■ Exercise inputs:

'''

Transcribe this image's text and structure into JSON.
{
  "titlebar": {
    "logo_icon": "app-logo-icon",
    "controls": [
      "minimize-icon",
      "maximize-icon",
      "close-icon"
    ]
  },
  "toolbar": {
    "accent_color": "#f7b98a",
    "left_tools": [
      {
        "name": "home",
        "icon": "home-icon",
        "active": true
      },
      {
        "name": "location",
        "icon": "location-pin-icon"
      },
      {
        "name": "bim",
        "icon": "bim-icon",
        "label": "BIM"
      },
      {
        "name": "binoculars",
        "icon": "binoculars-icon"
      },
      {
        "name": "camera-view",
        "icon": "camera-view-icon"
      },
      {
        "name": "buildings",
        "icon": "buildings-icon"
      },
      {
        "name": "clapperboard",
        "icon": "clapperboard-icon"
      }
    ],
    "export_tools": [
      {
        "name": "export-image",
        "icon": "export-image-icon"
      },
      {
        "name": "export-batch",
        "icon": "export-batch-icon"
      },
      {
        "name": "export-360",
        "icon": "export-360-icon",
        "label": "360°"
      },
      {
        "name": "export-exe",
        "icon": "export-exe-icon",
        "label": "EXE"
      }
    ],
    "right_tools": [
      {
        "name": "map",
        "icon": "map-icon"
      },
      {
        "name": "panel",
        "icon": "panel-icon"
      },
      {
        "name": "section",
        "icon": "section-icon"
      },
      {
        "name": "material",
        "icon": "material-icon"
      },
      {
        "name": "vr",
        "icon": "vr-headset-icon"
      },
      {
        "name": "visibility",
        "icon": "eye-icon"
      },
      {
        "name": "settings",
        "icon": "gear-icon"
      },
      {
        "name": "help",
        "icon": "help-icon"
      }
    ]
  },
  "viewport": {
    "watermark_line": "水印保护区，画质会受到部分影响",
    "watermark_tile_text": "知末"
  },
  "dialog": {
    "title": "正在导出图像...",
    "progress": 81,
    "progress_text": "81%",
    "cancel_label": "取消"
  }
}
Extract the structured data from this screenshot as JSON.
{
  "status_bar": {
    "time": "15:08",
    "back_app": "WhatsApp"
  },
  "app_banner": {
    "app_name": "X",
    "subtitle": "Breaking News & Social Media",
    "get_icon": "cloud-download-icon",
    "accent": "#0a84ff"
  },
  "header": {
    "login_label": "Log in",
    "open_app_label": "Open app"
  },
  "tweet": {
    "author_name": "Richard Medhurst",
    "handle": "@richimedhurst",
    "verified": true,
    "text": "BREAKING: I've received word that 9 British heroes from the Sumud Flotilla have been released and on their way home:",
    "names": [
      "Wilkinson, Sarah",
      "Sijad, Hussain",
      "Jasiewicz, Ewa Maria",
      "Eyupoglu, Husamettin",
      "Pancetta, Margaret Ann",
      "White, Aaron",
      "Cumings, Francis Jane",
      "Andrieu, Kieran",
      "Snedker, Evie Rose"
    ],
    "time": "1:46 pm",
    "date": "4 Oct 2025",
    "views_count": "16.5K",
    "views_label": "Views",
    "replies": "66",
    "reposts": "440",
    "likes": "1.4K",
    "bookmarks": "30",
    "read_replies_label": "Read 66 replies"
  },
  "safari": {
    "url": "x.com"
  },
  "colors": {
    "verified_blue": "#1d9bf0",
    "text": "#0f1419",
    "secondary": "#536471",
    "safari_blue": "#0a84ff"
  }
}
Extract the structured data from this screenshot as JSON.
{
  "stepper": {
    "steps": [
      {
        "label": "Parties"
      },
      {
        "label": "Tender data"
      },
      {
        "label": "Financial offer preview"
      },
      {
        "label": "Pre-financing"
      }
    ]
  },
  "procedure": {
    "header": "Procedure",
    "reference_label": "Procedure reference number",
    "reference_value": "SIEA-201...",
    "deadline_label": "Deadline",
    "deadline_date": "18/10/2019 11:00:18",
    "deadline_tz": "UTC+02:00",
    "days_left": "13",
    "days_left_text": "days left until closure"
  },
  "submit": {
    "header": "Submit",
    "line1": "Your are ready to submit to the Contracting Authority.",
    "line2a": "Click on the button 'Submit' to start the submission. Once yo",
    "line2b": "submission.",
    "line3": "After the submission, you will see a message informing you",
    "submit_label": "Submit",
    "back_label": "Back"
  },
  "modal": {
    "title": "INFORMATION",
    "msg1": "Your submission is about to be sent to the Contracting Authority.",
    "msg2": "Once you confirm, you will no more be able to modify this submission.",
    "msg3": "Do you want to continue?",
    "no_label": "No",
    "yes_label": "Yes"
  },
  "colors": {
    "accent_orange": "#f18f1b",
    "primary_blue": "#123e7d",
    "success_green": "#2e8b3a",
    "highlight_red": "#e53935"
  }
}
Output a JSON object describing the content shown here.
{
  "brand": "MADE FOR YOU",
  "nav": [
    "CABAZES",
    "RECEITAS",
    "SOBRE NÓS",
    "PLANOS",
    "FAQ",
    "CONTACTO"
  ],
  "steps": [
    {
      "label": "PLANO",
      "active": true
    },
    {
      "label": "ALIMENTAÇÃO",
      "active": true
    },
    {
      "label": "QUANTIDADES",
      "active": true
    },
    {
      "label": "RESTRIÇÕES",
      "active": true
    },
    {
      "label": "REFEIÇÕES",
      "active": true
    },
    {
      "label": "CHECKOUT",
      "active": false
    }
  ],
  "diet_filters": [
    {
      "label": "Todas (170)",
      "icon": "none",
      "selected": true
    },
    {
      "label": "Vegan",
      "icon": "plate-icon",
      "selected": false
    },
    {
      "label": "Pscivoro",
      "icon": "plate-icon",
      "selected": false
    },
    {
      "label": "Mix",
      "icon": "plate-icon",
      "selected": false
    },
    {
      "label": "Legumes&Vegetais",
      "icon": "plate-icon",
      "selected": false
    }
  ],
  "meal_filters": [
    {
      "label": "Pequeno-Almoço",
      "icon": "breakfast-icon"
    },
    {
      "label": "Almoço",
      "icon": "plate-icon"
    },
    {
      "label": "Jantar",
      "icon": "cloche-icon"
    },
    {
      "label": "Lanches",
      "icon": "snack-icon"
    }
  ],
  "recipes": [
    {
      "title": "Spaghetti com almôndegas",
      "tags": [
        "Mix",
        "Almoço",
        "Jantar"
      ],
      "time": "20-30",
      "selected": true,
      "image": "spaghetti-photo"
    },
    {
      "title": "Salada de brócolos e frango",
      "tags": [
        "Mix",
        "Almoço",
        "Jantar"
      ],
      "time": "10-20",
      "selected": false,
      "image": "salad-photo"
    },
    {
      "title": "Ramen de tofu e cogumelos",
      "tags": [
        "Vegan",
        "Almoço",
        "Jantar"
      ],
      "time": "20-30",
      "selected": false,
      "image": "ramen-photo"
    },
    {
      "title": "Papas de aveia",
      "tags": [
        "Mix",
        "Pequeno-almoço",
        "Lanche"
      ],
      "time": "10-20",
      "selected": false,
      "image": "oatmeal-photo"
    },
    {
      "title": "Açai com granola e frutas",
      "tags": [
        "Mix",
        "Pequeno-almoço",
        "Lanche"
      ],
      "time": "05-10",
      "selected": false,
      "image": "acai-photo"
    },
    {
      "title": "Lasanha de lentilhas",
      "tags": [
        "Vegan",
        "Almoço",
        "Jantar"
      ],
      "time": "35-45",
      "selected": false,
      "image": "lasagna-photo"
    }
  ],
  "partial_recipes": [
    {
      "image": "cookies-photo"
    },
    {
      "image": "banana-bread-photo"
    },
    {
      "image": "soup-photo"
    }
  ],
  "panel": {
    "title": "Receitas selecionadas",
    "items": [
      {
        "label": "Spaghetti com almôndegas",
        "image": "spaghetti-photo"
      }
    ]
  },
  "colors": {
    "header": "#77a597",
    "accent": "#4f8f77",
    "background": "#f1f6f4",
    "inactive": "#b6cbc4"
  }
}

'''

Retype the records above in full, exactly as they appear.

■ Solution to this exercise:
Transcribe this image's text and structure into JSON.
{
  "titlebar": {
    "logo_icon": "app-logo-icon",
    "controls": [
      "minimize-icon",
      "maximize-icon",
      "close-icon"
    ]
  },
  "toolbar": {
    "accent_color": "#f7b98a",
    "left_tools": [
      {
        "name": "home",
        "icon": "home-icon",
        "active": true
      },
      {
        "name": "location",
        "icon": "location-pin-icon"
      },
      {
        "name": "bim",
        "icon": "bim-icon",
        "label": "BIM"
      },
      {
        "name": "binoculars",
        "icon": "binoculars-icon"
      },
      {
        "name": "camera-view",
        "icon": "camera-view-icon"
      },
      {
        "name": "buildings",
        "icon": "buildings-icon"
      },
      {
        "name": "clapperboard",
        "icon": "clapperboard-icon"
      }
    ],
    "export_tools": [
      {
        "name": "export-image",
        "icon": "export-image-icon"
      },
      {
        "name": "export-batch",
        "icon": "export-batch-icon"
      },
      {
        "name": "export-360",
        "icon": "export-360-icon",
        "label": "360°"
      },
      {
        "name": "export-exe",
        "icon": "export-exe-icon",
        "label": "EXE"
      }
    ],
    "right_tools": [
      {
        "name": "map",
        "icon": "map-icon"
      },
      {
        "name": "panel",
        "icon": "panel-icon"
      },
      {
        "name": "section",
        "icon": "section-icon"
      },
      {
        "name": "material",
        "icon": "material-icon"
      },
      {
        "name": "vr",
        "icon": "vr-headset-icon"
      },
      {
        "name": "visibility",
        "icon": "eye-icon"
      },
      {
        "name": "settings",
        "icon": "gear-icon"
      },
      {
        "name": "help",
        "icon": "help-icon"
      }
    ]
  },
  "viewport": {
    "watermark_line": "水印保护区，画质会受到部分影响",
    "watermark_tile_text": "知末"
  },
  "dialog": {
    "title": "正在导出图像...",
    "progress": 81,
    "progress_text": "81%",
    "cancel_label": "取消"
  }
}
Extract the structured data from this screenshot as JSON.
{
  "status_bar": {
    "time": "15:08",
    "back_app": "WhatsApp"
  },
  "app_banner": {
    "app_name": "X",
    "subtitle": "Breaking News & Social Media",
    "get_icon": "cloud-download-icon",
    "accent": "#0a84ff"
  },
  "header": {
    "login_label": "Log in",
    "open_app_label": "Open app"
  },
  "tweet": {
    "author_name": "Richard Medhurst",
    "handle": "@richimedhurst",
    "verified": true,
    "text": "BREAKING: I've received word that 9 British heroes from the Sumud Flotilla have been released and on their way home:",
    "names": [
      "Wilkinson, Sarah",
      "Sijad, Hussain",
      "Jasiewicz, Ewa Maria",
      "Eyupoglu, Husamettin",
      "Pancetta, Margaret Ann",
      "White, Aaron",
      "Cumings, Francis Jane",
      "Andrieu, Kieran",
      "Snedker, Evie Rose"
    ],
    "time": "1:46 pm",
    "date": "4 Oct 2025",
    "views_count": "16.5K",
    "views_label": "Views",
    "replies": "66",
    "reposts": "440",
    "likes": "1.4K",
    "bookmarks": "30",
    "read_replies_label": "Read 66 replies"
  },
  "safari": {
    "url": "x.com"
  },
  "colors": {
    "verified_blue": "#1d9bf0",
    "text": "#0f1419",
    "secondary": "#536471",
    "safari_blue": "#0a84ff"
  }
}
Extract the structured data from this screenshot as JSON.
{
  "stepper": {
    "steps": [
      {
        "label": "Parties"
      },
      {
        "label": "Tender data"
      },
      {
        "label": "Financial offer preview"
      },
      {
        "label": "Pre-financing"
      }
    ]
  },
  "procedure": {
    "header": "Procedure",
    "reference_label": "Procedure reference number",
    "reference_value": "SIEA-201...",
    "deadline_label": "Deadline",
    "deadline_date": "18/10/2019 11:00:18",
    "deadline_tz": "UTC+02:00",
    "days_left": "13",
    "days_left_text": "days left until closure"
  },
  "submit": {
    "header": "Submit",
    "line1": "Your are ready to submit to the Contracting Authority.",
    "line2a": "Click on the button 'Submit' to start the submission. Once yo",
    "line2b": "submission.",
    "line3": "After the submission, you will see a message informing you",
    "submit_label": "Submit",
    "back_label": "Back"
  },
  "modal": {
    "title": "INFORMATION",
    "msg1": "Your submission is about to be sent to the Contracting Authority.",
    "msg2": "Once you confirm, you will no more be able to modify this submission.",
    "msg3": "Do you want to continue?",
    "no_label": "No",
    "yes_label": "Yes"
  },
  "colors": {
    "accent_orange": "#f18f1b",
    "primary_blue": "#123e7d",
    "success_green": "#2e8b3a",
    "highlight_red": "#e53935"
  }
}
Output a JSON object describing the content shown here.
{
  "brand": "MADE FOR YOU",
  "nav": [
    "CABAZES",
    "RECEITAS",
    "SOBRE NÓS",
    "PLANOS",
    "FAQ",
    "CONTACTO"
  ],
  "steps": [
    {
      "label": "PLANO",
      "active": true
    },
    {
      "label": "ALIMENTAÇÃO",
      "active": true
    },
    {
      "label": "QUANTIDADES",
      "active": true
    },
    {
      "label": "RESTRIÇÕES",
      "active": true
    },
    {
      "label": "REFEIÇÕES",
      "active": true
    },
    {
      "label": "CHECKOUT",
      "active": false
    }
  ],
  "diet_filters": [
    {
      "label": "Todas (170)",
      "icon": "none",
      "selected": true
    },
    {
      "label": "Vegan",
      "icon": "plate-icon",
      "selected": false
    },
    {
      "label": "Pscivoro",
      "icon": "plate-icon",
      "selected": false
    },
    {
      "label": "Mix",
      "icon": "plate-icon",
      "selected": false
    },
    {
      "label": "Legumes&Vegetais",
      "icon": "plate-icon",
      "selected": false
    }
  ],
  "meal_filters": [
    {
      "label": "Pequeno-Almoço",
      "icon": "breakfast-icon"
    },
    {
      "label": "Almoço",
      "icon": "plate-icon"
    },
    {
      "label": "Jantar",
      "icon": "cloche-icon"
    },
    {
      "label": "Lanches",
      "icon": "snack-icon"
    }
  ],
  "recipes": [
    {
      "title": "Spaghetti com almôndegas",
      "tags": [
        "Mix",
        "Almoço",
        "Jantar"
      ],
      "time": "20-30",
      "selected": true,
      "image": "spaghetti-photo"
    },
    {
      "title": "Salada de brócolos e frango",
      "tags": [
        "Mix",
        "Almoço",
        "Jantar"
      ],
      "time": "10-20",
      "selected": false,
      "image": "salad-photo"
    },
    {
      "title": "Ramen de tofu e cogumelos",
      "tags": [
        "Vegan",
        "Almoço",
        "Jantar"
      ],
      "time": "20-30",
      "selected": false,
      "image": "ramen-photo"
    },
    {
      "title": "Papas de aveia",
      "tags": [
        "Mix",
        "Pequeno-almoço",
        "Lanche"
      ],
      "time": "10-20",
      "selected": false,
      "image": "oatmeal-photo"
    },
    {
      "title": "Açai com granola e frutas",
      "tags": [
        "Mix",
        "Pequeno-almoço",
        "Lanche"
      ],
      "time": "05-10",
      "selected": false,
      "image": "acai-photo"
    },
    {
      "title": "Lasanha de lentilhas",
      "tags": [
        "Vegan",
        "Almoço",
        "Jantar"
      ],
      "time": "35-45",
      "selected": false,
      "image": "lasagna-photo"
    }
  ],
  "partial_recipes": [
    {
      "image": "cookies-photo"
    },
    {
      "image": "banana-bread-photo"
    },
    {
      "image": "soup-photo"
    }
  ],
  "panel": {
    "title": "Receitas selecionadas",
    "items": [
      {
        "label": "Spaghetti com almôndegas",
        "image": "spaghetti-photo"
      }
    ]
  },
  "colors": {
    "header": "#77a597",
    "accent": "#4f8f77",
    "background": "#f1f6f4",
    "inactive": "#b6cbc4"
  }
}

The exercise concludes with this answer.